Think about it, visual tools and user interfaces are expensive to build, but yet we automatically assume that a tool is “better” if it comes with Visual Studio integration and other visual goodies. Part of the cost of anything new Microsoft builds is a wizard tool or a VS plugin. That cost inevitably detracts from the development of whatever framework or technology that the wizard is meant to help. It’s an idle thought, but what if the Entity Framework team had focused on a textual DSL tool for configuration and modeling that was easy to use instead of relying on the more mechanically expensive designers? Or made the Xml mapping simple enough that you didn’t feel like the designer was necessary? Is it possible that they would have had more than enough time to make the structural changes in EF to allow for a Persistence Ignorance option in the first rollout? Instead of the wasteful arguments about the design of EF, I might be a happy, card carrying member of the “Entity Framework Mafia.”
All I’m really trying to say is that I think we could gain some benefits by downgrading our reliance on visual tooling and software factories and Visual Studio plugins in favor of API’s that are terser, easier to read, and easier to consume. My thesis is mostly based on my belief that language oriented programming techniques will often provide a greater return on investment than the comparable effort to develop visual tooling. Or we could just concentrate on making better API’s I suppose.
As an aside, a couple years ago I spent quite a bit of time trying to write a user interface tool to help users write the StructureMap Xml configuration. It was a mountain of work, and I gave up after becoming discouraged by the number of edge cases I needed to handle in the UI. A couple releases later I focused on DRY’ing up the Xml configuration to streamline it, bulked up the diagnostics, and added the Fluent Interface style of configuration. I’d argue that the Fluent Interface and Xml configuration improvements did enough to make the configuration easier that the UI tool is completely unnecessary. I certainly haven’t felt like I’ve needed it in my daily work. Now, I’d really like to get that very nice, early September day I wasted trying to write my StructureMap wizard instead of site seeing on the “Miracle Mile” in Chicago and going to the Field Museum. Priorities.
That last paragraph is partially meant as a warning for the Unity
team because they’ve got a visual editor on their CodePlex release plan. Trust me guys, there’s better ways to add value to Unity than
spending the necessary resources to write a visual wizard to write configuration.
A year or so ago (I couldn’t find the link), Ayende made the statement that any framework that required a wizard must have a terrible API. Assuming that he really did say that, and I’m not making that up, ditto from me. Don’t believe me? Pick any of the bigger 3rd party WinForms control libraries and try to configure their grid control without a designer.
One of my beefs about WPF (I do actually like WPF overall) is that the Xaml markup and object structure is clearly optimized for tooling rather than programmatic usage. It’s certainly possible to do dynamic layouts and DSL things with WPF, but it’s clearly not the way WPF is meant to be used and it showed. That’s really too bad because the actual technology behind the scenes seemed to be rock solid (once we wrote our Fluent Interface for dynamic forms it worked very well).
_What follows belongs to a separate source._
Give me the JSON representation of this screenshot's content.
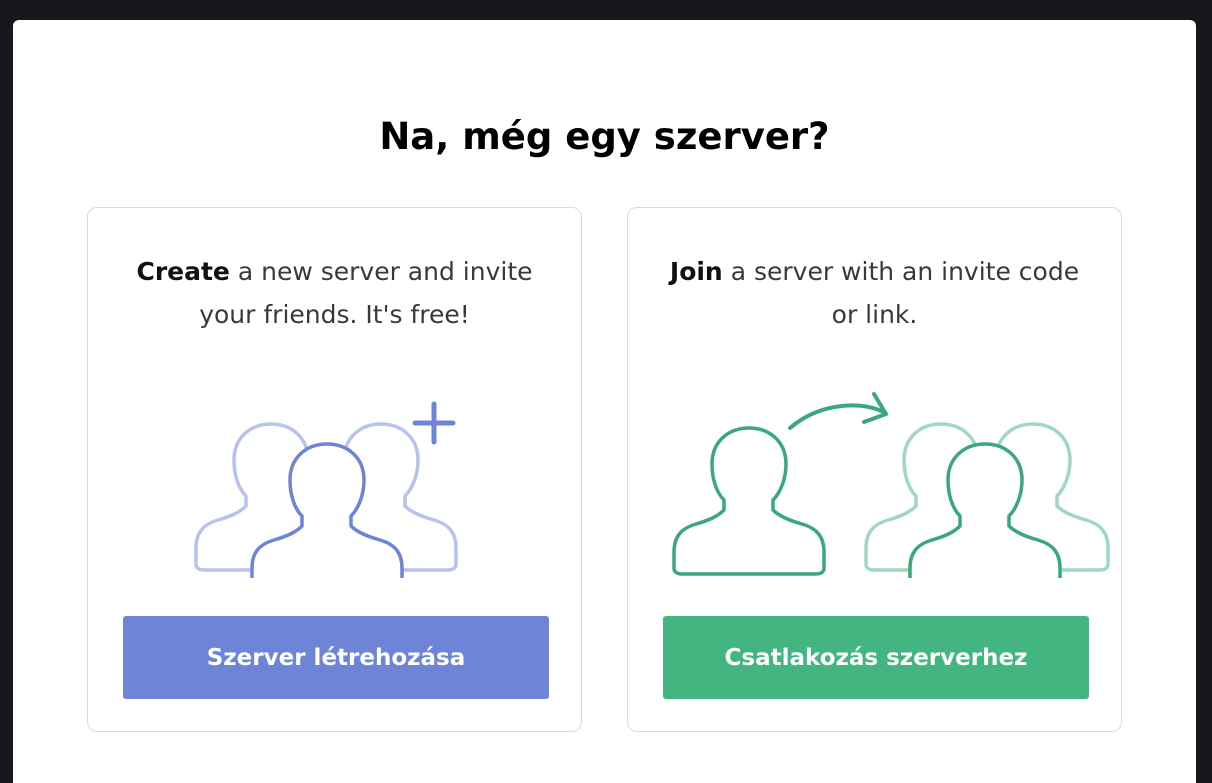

Just think, if we weren’t spending so much time as a community trying to build visual tools to make up for bad API design, how much more time we could have for “is the var keyword the work of the devil, or merely an occasional way to make code more readable?”